IKD Karate Manitoba

IKD Manitoba Karate Tournament Info

IKD Manitoba offers it's students numerous opportunities to compete throughout the year. These include Provincial, Interlake(Stonewall), Canadian Nationals 'Canada Cup', Inter-Dojo Shotokan League, and World tournaments.


A kata may be considered two things.

The first is an imaginary fight between the performer and several opponents.
The second is a valuable training method that will allow the student to train ones body movements in a wide variety of ways.

The matches are performed in a court, although boundaries do not and should not matter to the performer. The starting point and finishing point should be the same spot.

The kata competition consists of individual and team matches

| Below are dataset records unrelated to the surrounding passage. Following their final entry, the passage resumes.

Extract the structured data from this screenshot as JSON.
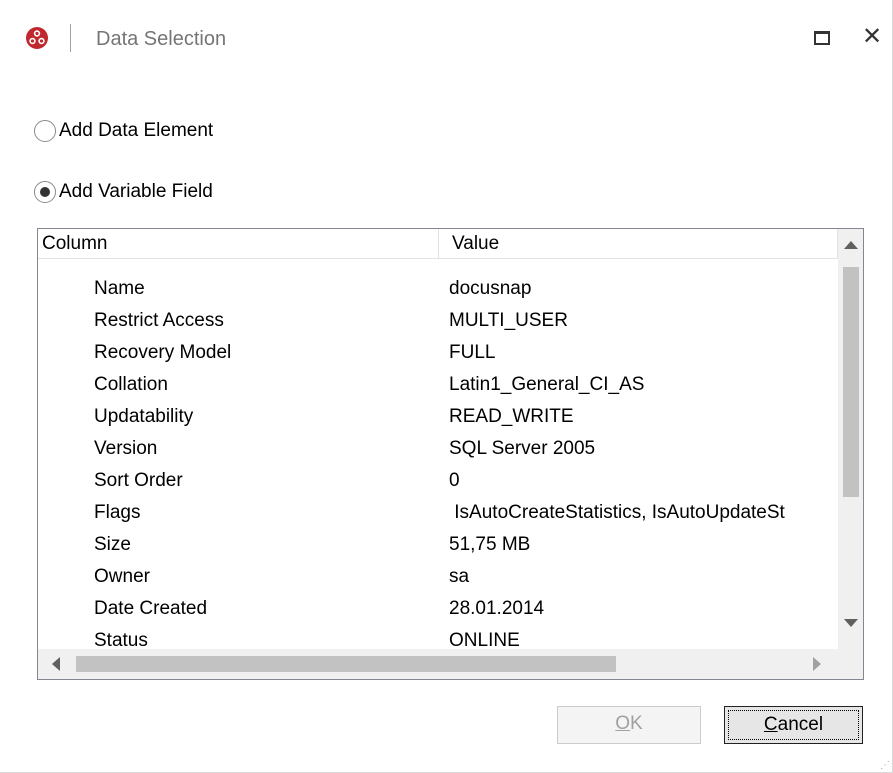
{
  "window": {
    "title": "Data Selection",
    "app_icon": "docusnap-logo-icon",
    "accent_color": "#c0282e"
  },
  "options": {
    "add_data_element": {
      "label": "Add Data Element",
      "checked": false
    },
    "add_variable_field": {
      "label": "Add Variable Field",
      "checked": true
    }
  },
  "grid": {
    "columns": [
      "Column",
      "Value"
    ],
    "rows": [
      {
        "column": "Name",
        "value": "docusnap"
      },
      {
        "column": "Restrict Access",
        "value": "MULTI_USER"
      },
      {
        "column": "Recovery Model",
        "value": "FULL"
      },
      {
        "column": "Collation",
        "value": "Latin1_General_CI_AS"
      },
      {
        "column": "Updatability",
        "value": "READ_WRITE"
      },
      {
        "column": "Version",
        "value": "SQL Server 2005"
      },
      {
        "column": "Sort Order",
        "value": "0"
      },
      {
        "column": "Flags",
        "value": " IsAutoCreateStatistics, IsAutoUpdateSt"
      },
      {
        "column": "Size",
        "value": "51,75 MB"
      },
      {
        "column": "Owner",
        "value": "sa"
      },
      {
        "column": "Date Created",
        "value": "28.01.2014"
      },
      {
        "column": "Status",
        "value": "ONLINE"
      }
    ]
  },
  "buttons": {
    "ok": {
      "label_mnemonic": "O",
      "label_rest": "K",
      "enabled": false
    },
    "cancel": {
      "label_mnemonic": "C",
      "label_rest": "ancel",
      "enabled": true
    }
  }
}
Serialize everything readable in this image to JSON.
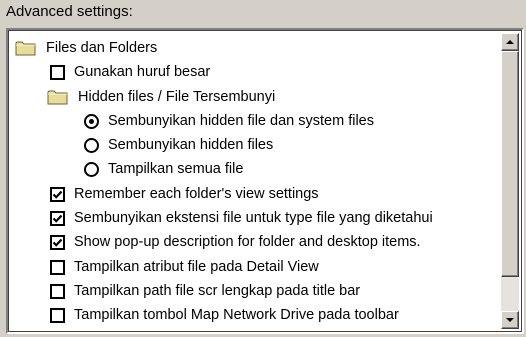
{
  "group_label": "Advanced settings:",
  "items": [
    {
      "type": "folder",
      "label": "Files dan Folders"
    },
    {
      "type": "checkbox",
      "checked": false,
      "label": "Gunakan huruf besar"
    },
    {
      "type": "folder",
      "label": "Hidden files / File Tersembunyi"
    },
    {
      "type": "radio",
      "selected": true,
      "label": "Sembunyikan hidden file dan system files"
    },
    {
      "type": "radio",
      "selected": false,
      "label": "Sembunyikan hidden files"
    },
    {
      "type": "radio",
      "selected": false,
      "label": "Tampilkan semua file"
    },
    {
      "type": "checkbox",
      "checked": true,
      "label": "Remember each folder's view settings"
    },
    {
      "type": "checkbox",
      "checked": true,
      "label": "Sembunyikan ekstensi file untuk type file yang diketahui"
    },
    {
      "type": "checkbox",
      "checked": true,
      "label": "Show pop-up description for folder and desktop items."
    },
    {
      "type": "checkbox",
      "checked": false,
      "label": "Tampilkan atribut file pada Detail View"
    },
    {
      "type": "checkbox",
      "checked": false,
      "label": "Tampilkan path file scr lengkap pada title bar"
    },
    {
      "type": "checkbox",
      "checked": false,
      "label": "Tampilkan tombol Map Network Drive pada toolbar"
    }
  ],
  "icons": {
    "folder": "folder-icon",
    "checkbox": "checkbox",
    "radio": "radio-button",
    "scroll_up": "scroll-up-arrow-icon",
    "scroll_down": "scroll-down-arrow-icon"
  },
  "colors": {
    "dialog_bg": "#d4d0c8",
    "list_bg": "#ffffff",
    "folder_fill": "#e8dc9a",
    "folder_stroke": "#6b6438"
  }
}
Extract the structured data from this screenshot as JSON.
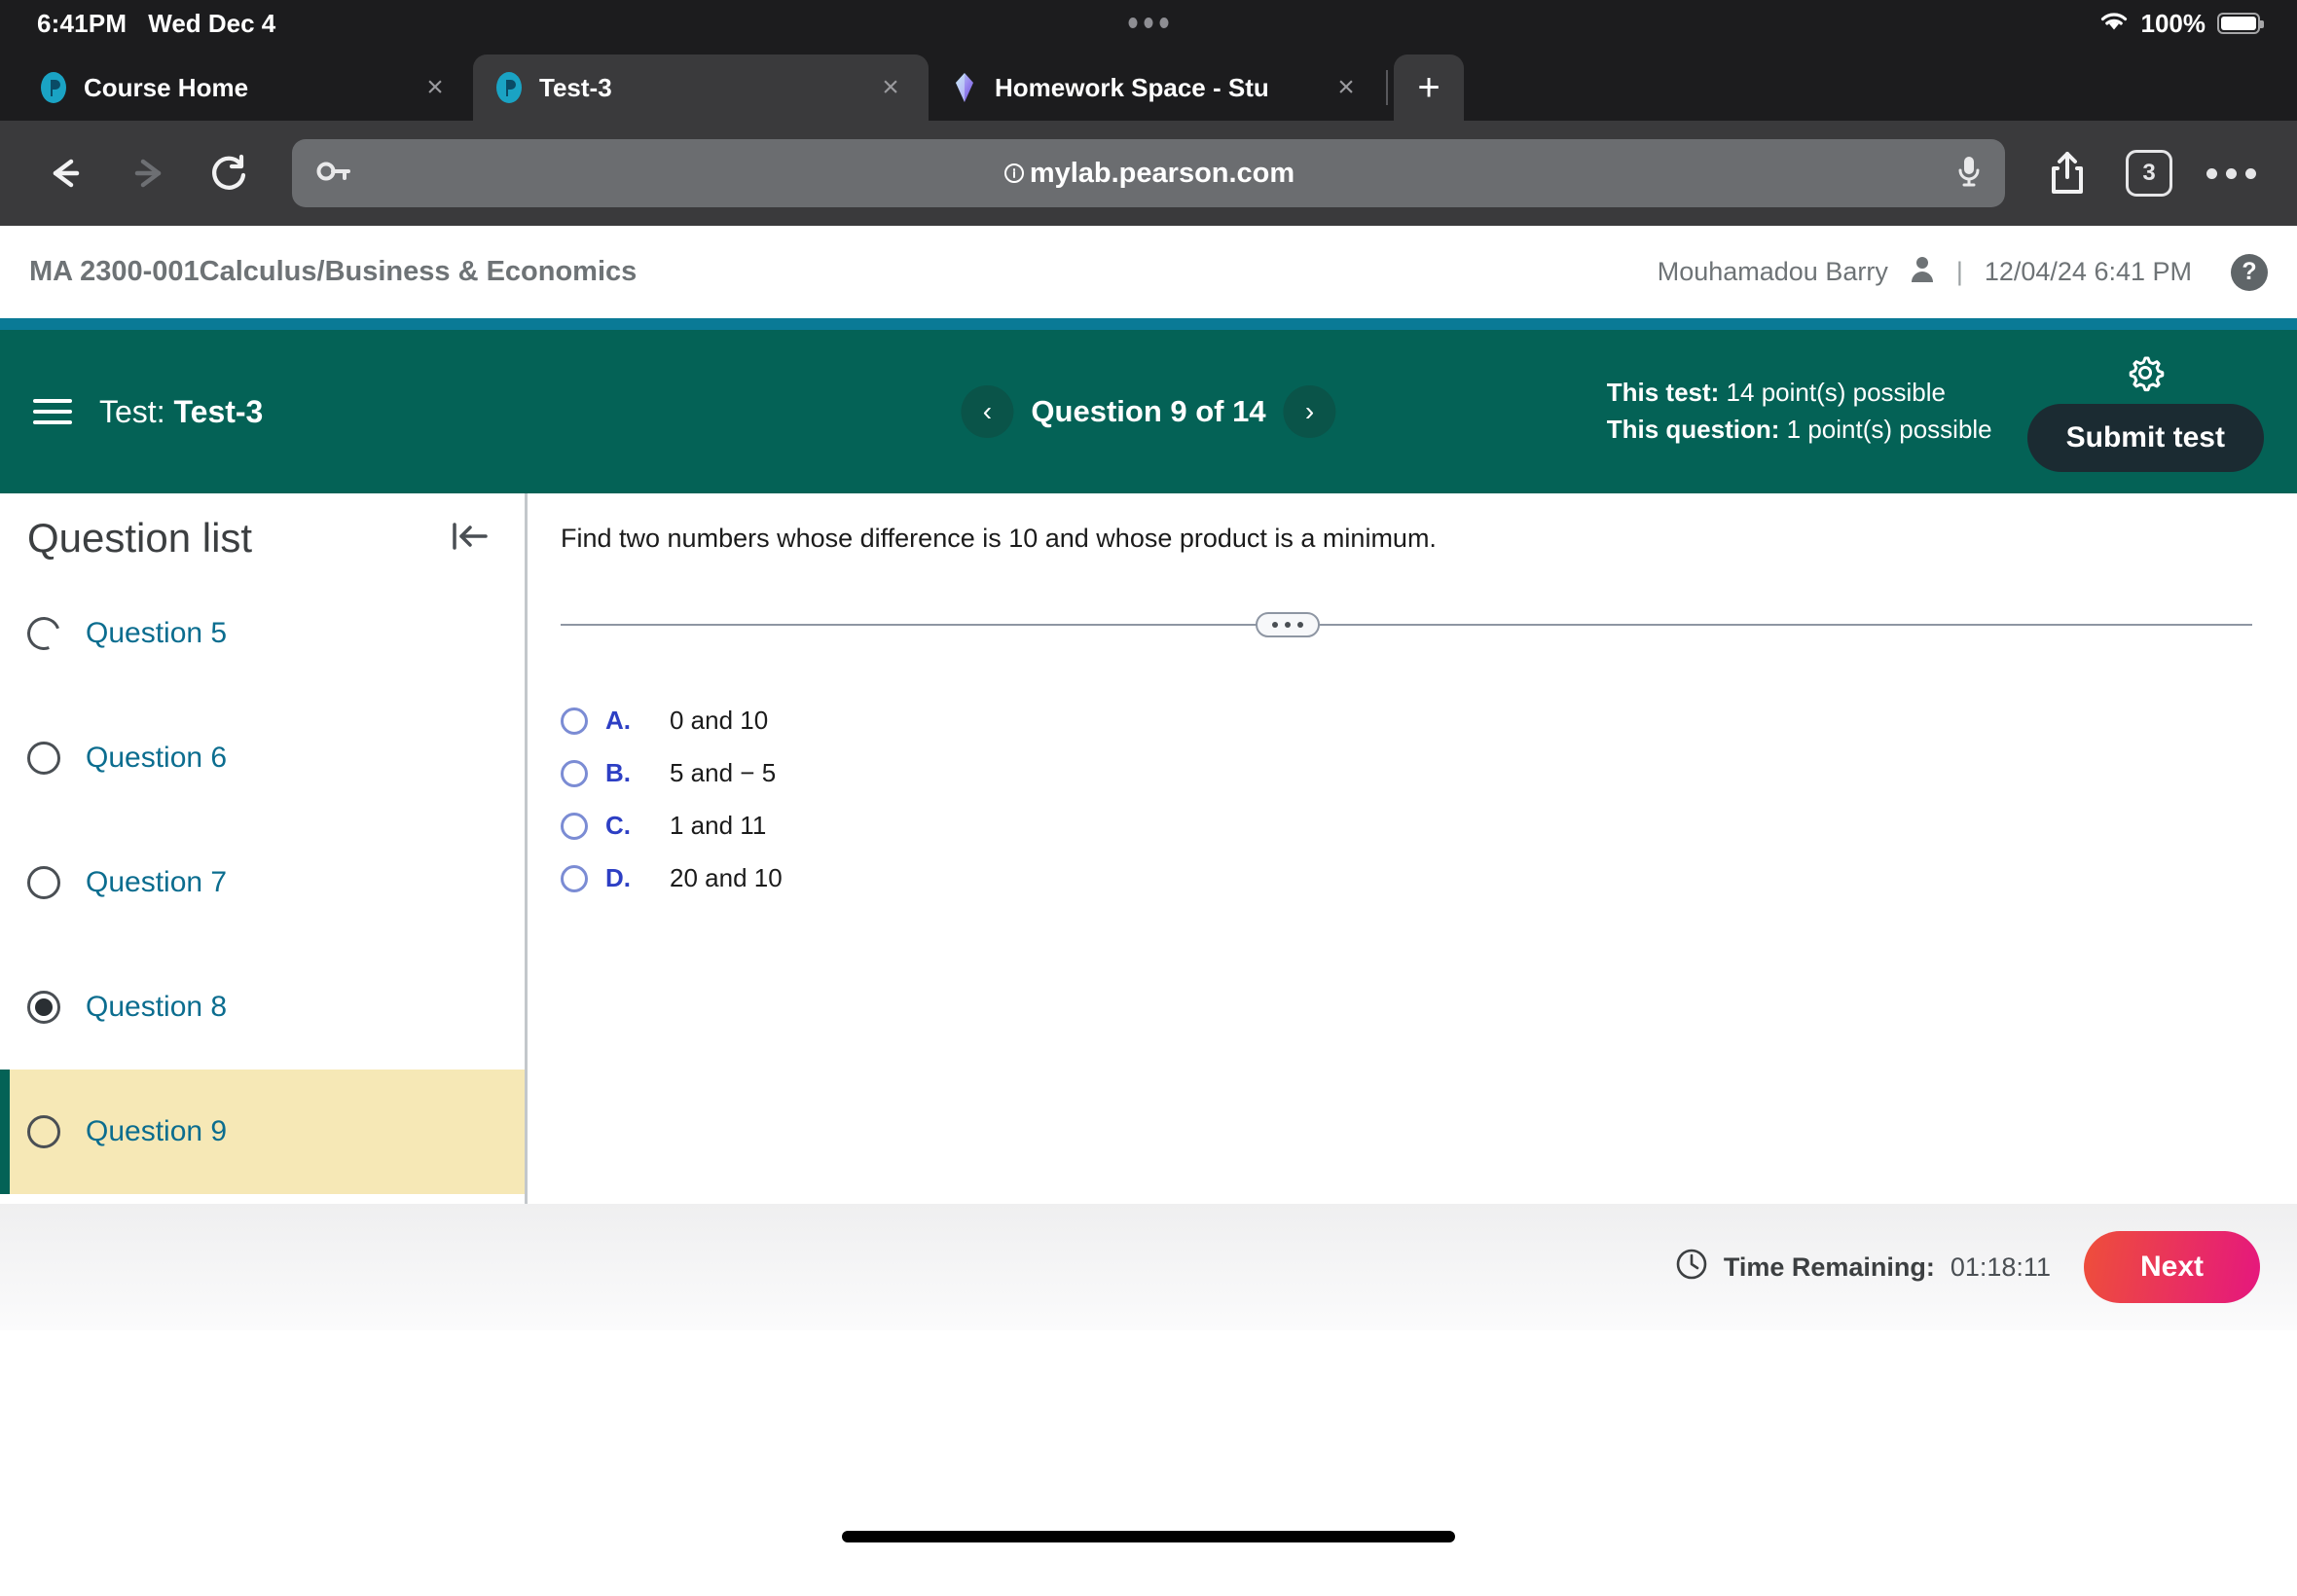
{
  "status_bar": {
    "time": "6:41PM",
    "date": "Wed Dec 4",
    "battery_percent": "100%",
    "wifi_icon": "wifi-icon",
    "battery_icon": "battery-full-icon",
    "dots_icon": "multitask-dots-icon"
  },
  "browser": {
    "tabs": [
      {
        "title": "Course Home",
        "favicon": "pearson-p-icon",
        "active": false,
        "close_label": "×"
      },
      {
        "title": "Test-3",
        "favicon": "pearson-p-icon",
        "active": true,
        "close_label": "×"
      },
      {
        "title": "Homework Space - Stu",
        "favicon": "gem-icon",
        "active": false,
        "close_label": "×"
      }
    ],
    "new_tab_label": "+",
    "back_icon": "back-arrow-icon",
    "forward_icon": "forward-arrow-icon",
    "reload_icon": "reload-icon",
    "password_icon": "key-icon",
    "microphone_icon": "microphone-icon",
    "share_icon": "share-icon",
    "more_icon": "more-ellipsis-icon",
    "url": "mylab.pearson.com",
    "url_prefix_icon": "page-settings-icon",
    "tab_count": "3"
  },
  "course_header": {
    "title": "MA 2300-001Calculus/Business & Economics",
    "user_name": "Mouhamadou Barry",
    "user_icon": "person-icon",
    "separator": "|",
    "timestamp": "12/04/24 6:41 PM",
    "help_label": "?"
  },
  "test_bar": {
    "menu_icon": "hamburger-menu-icon",
    "test_prefix": "Test:",
    "test_name": "Test-3",
    "prev_label": "‹",
    "next_label": "›",
    "question_position": "Question 9 of 14",
    "this_test_label": "This test:",
    "this_test_value": "14 point(s) possible",
    "this_question_label": "This question:",
    "this_question_value": "1 point(s) possible",
    "settings_icon": "gear-icon",
    "submit_label": "Submit test"
  },
  "sidebar": {
    "title": "Question list",
    "collapse_icon": "collapse-panel-left-icon",
    "items": [
      {
        "label": "Question 5",
        "state": "partial"
      },
      {
        "label": "Question 6",
        "state": "empty"
      },
      {
        "label": "Question 7",
        "state": "empty"
      },
      {
        "label": "Question 8",
        "state": "answered"
      },
      {
        "label": "Question 9",
        "state": "empty",
        "current": true
      }
    ]
  },
  "question": {
    "prompt": "Find two numbers whose difference is 10 and whose product is a minimum.",
    "drag_handle_icon": "drag-handle-dots-icon",
    "options": [
      {
        "letter": "A.",
        "text": "0 and 10",
        "selected": false
      },
      {
        "letter": "B.",
        "text": "5 and − 5",
        "selected": false
      },
      {
        "letter": "C.",
        "text": "1 and 11",
        "selected": false
      },
      {
        "letter": "D.",
        "text": "20 and 10",
        "selected": false
      }
    ]
  },
  "bottom_bar": {
    "clock_icon": "clock-icon",
    "time_label": "Time Remaining:",
    "time_value": "01:18:11",
    "next_label": "Next"
  },
  "colors": {
    "teal": "#046256",
    "teal_accent": "#0a7a96",
    "link_blue": "#0b6d8f",
    "highlight_yellow": "#f6e8b6",
    "option_blue": "#2d3fc4",
    "next_pink": "#e5177e"
  }
}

Flag System - two competitors shall perform the same kata indicated by the main judge and the judgments by the judges shall indicate the winner by using a blue or red flag.

Point System – competitors shall perform a kata and each judge shall give points on the performance of a competitor. The lowest and the highest score will be dropped and the remaining points shall be added up for a total score.

Team Kata - three competitors shall perform the same kata. At the start, all three competitors shall face the front. They may freely choose their starting point inside the court. The team shall be scored according to the Point System.

The criteria for the judgment of kata matches are:
A. Deportment (Taido)
B. Body posture (Shisei)
C. Stance (Tachi kata)
D. Basic technique (Kihon)
E. Speed of technique
(wazaa no kyo jaku)
F. Expansion and contraction (Karada no shinshuku)
H. Line of movement ( Embusen)
I. Body movement (Unsoku)
J. Interpretation (Renzou-sei)


Scoring points

Sometimes if might seem to a spectator at a match that a particular technique was worthy of a point though neither the referee nor the judge awarded the point. But it's the referee who conducts the match and the corner judges who can point out the scoring techniques to the referee if his vision has been blocked by the action.

A point is awarded only if the technique appears to have been executed with the proper power, timing and distance and has obviously been directed toward the center of the target.

But it's important to note that a referee can award a point even though a technique is not 100 percent complete. The attacking person may catch his opponent off guard, or with his body turned around in an off balance position.

The attacker may launch a combination techniques which may not be individually strong, but taken together they may be done well enough to merit one point.

A strong counter attack catching one's opponent when he is coming in to make an attack on his own might also score a point.

However, there are cases when what seems like a strong technique gets no point. The attacker might be off balance at the point of his attack. Or he might be using a so called "blind technique" without any control or specific target. Such a technique or a dangerous throw would be more cause for a foul than a point.

In the case of body contact, accidental or intentional, the referee and the judge can hold a conference to determine whether there will be a simple warning or a disqualification.

The target areas of attacks shall be defined as follows:
A. Jodan – head/neck area
B. Chudan – breast, belly, sides and back

Criteria for scoring a point:
A. Correct posture and attitude
B. Concentrated mind and spirit
C. Good distance and timing
D. Correct grasp of the target
E. Proper execution of power and technique

To score an ippon (full point) all of the criteria mentioned above have to be accomplished

An ippon can be scored even if not all of the above criteria are accomplished
A. De Ai – attacking the opponent as he/she starts his/her attack and successfully evades the attack and simultaneously launches an effective counter strike
B. Knocking the opponent off balance to execute a technique
C. Attack combined with a throw
D. A consecutive series of attacks that all reach their target
E. The opponent is defenseless due to loss of balance or position

A waza-ari (half point) is scored for proper technique that is close to an ippon but not quite close enough

Two waza-ari add up to an ippon

Ai-uchi (attacking each other at the same time) - Both competitors score at the same time with equally efficient attacks. In this case, both of the attacks will be cancelled out (no point scored)

Judging a Match

1. If no competitor reaches the full points of score within the prescribed time, each judge shall decide a winner. The decisions of the judges shall be added up to indicate the winner.

2. If both competitors get injured or for other reasons cannot continue the match, the judges shall declare a winner considering the points scored up to then

3. The judging factors are as follows:
A. Points scored
B. Hansoku-chui (warning) given
C. Jo-gaiChui (out of bounds warning) given
D. Superiority of tactics and techniques displayed by the competitors
E. Skill and strength of the techniques
F. Dignity shown by the competitors in the match
G. Number of offensive attacks performed while the opponent also has the same opportunity to attack

4. The corner judges and the main judge each individually shall decide a winner. Under majority rule, the winner if the match will be declared by the main judge

5. If a winner cannot be decided, a hiki-wake – draw – shall be declared

Judges Signals

Judge's Signals - Decisions            Referee (Center Judge) Signals



Copyright IKD Manitoba Karate. All Rights Reserved.
Updated: July 13, 2014